A new lawsuit asks whether the Maine Constitution allows citizens to use ballot initiatives to reverse agency orders. On May 12, Avangrid Networks, Inc. asked the Cumberland County Superior Court to block a ballot initiative that aims to overturn a Maine Public Utilities Commission (PUC) decision to grant Central Maine Power Company (CMP) a permit to build new electricity transmission lines.
Opponents of the electricity project gathered enough signatures to put the ballot initiative before voters during the November 3 election but Avangrid argued that the initiative is unconstitutional.
According to Article IV of the Maine Constitution, citizens may exercise the legislative power through direct initiative. Avangrid argued that this particular initiative goes beyond an exercise of legislative authority by the people because “it would enact no law, would repeal no law, and would amend no law.” Instead of changing how the agency awards Certificates of Public Convenience and Necessity (CPCN), the ballot initiative would reverse a single PUC order granting a CPNC for the electricity project.
Avangrid argued that letting the ballot initiative move forward would violate the separation of powers provision found in Article III of the Maine Constitution. The company stated that the initiative would exercise executive authority by reversing an agency order and judicial authority by overturning a related court decision.
On April 27, the Supreme Court of the United States (SCOTUS) issued rulings in three cases argued during its October Term 2019-2020. The court has issued 29 decisions this term.
At a press conference Tuesday afternoon, Maine Governor Janet Mills announced that she was extending the state’s stay-at-home order through May 31. The new order, which Mills called a “Stay Safer at Home Order,” relaxes restrictions on some businesses as part of the first stage of the state’s new reopening plan. Gatherings with more than 10 people are still prohibited, but beginning May 1, some businesses, such a barbershops, drive-in movie theaters, and auto dealers, can reopen with restrictions. Most state parks will reopen, according to Mills, and church services will be allowed to recommence, so long as they are drive-in, stay-in-your-vehicle services.
The reopening plan gradually relaxes restrictions on individuals and businesses over the course of four stages. The timeline, according to Mills, is flexible and dependent on COVID-19 trends and hospitalization rates. The second stage of the plan is tentatively slated to begin on June 1. The third stage is tentatively slated to begin July 1. There is no date associated with the fourth stage.
The order goes into effect on Thursday.
Chief justice Leigh Ingalls Saufley of the Maine State Supreme Court resigned April 14. She stepped down to take a new position as the dean of the University of Maine School of Law, her alma mater.

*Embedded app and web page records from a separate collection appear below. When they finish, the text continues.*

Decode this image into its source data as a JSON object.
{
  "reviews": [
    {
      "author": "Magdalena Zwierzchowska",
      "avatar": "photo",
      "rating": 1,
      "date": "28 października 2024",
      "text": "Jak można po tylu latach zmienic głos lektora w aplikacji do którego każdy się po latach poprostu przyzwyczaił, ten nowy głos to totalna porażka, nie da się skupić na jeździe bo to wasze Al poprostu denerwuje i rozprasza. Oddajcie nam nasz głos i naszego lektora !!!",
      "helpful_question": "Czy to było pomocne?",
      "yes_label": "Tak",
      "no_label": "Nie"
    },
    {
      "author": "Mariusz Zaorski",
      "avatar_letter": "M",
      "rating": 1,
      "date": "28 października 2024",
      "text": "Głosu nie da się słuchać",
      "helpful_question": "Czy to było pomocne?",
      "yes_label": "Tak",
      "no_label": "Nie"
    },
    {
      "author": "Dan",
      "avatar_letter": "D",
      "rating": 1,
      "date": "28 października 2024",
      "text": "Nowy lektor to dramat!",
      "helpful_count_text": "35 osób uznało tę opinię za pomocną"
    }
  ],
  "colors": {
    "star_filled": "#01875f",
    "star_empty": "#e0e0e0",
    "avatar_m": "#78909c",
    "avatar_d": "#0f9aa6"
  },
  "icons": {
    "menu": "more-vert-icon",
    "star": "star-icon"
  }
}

Saufley first joined the court in 1997, following her appointment by independent then-governor Angus King. In 2001, Saufley became the first woman and the youngest member of the court to be appointed chief justice, and was reappointed in 2009 and 2016. Andrew Mead, who first joined the court in 2007, is serving as acting chief of the court following Saufley’s resignation.
Justices on the Maine Supreme Judicial Court are appointed by the governor and confirmed by the Maine State Senate. In 2020, there have been 11 supreme court vacancies in eight of the 29 states where replacement justices are appointed instead of elected, all due to retirements.
Democratic governors are responsible for filling seven of the 11 vacancies, while Republican governors are responsible for filling the remaining four. At the time of Saufley’s retirement, six of the 11 vacancies have been filled, four by Democratic governors (two in Washington) and two by Republican governors.